Now however, Tim Farron has revived an earlier demand for a second referendum: One at the outcome of the article 50 negotiations, so that people can decide to either remain, or to leave on the basis of the negotiated terms.
There is a small fly in the ointment: So far, we have been told that article 50, once invoked, is irreversible (indeed the High Court based its recent judgement on this very fact) and that the EU won’t negotiate with us at all until we do invoke article 50. There is therefore, no logic whatsoever to any post article 50 referendum, because the moment we invoke the article there is already no going back, even if a subsequent referendum result demanded it.
(Of course, this could all change with the Government’s appeal to the Supreme Court).
There is another glaring problem, obvious to anyone who thinks about it for a moment: The EU does not want us to leave; holding another referendum at the end of the negotiations presents the EU with an opportunity to offer the most dreadful terms imaginable (including cutting off its own nose to spite its face), confident that these terms will be rejected in the referendum.
Of course, that is the objective of those that propose the second referendum: they want to reverse the result of the first one, so perhaps Tim Farron isn’t daft at all, but he must think that we all are.
The notion that we did not know what we were voting for on 23rd June, and that we need a second chance to get the right answer, is not untypical of elites who disparage and distrust democracy.
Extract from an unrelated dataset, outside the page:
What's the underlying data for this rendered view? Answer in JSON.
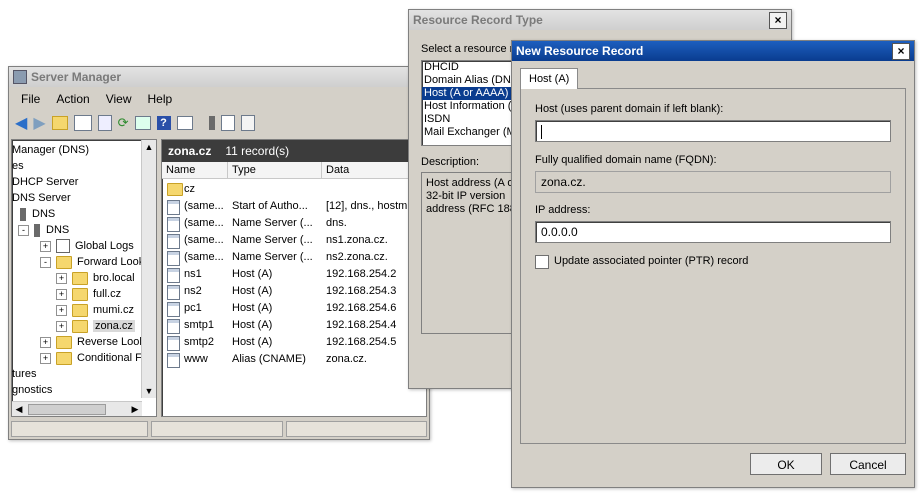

The Remain campaign painted a picture of the ‘hardest’ Brexit imaginable. They told us that not only would the Leave campaign’s extra billions for the NHS never materialise, but that on the contrary, we would be too poor and too denuded of NHS staff to afford to have an NHS at all. The voters didn’t fall for it. They have made their decision and it is now the responsibility of all democrats to get on and implement it.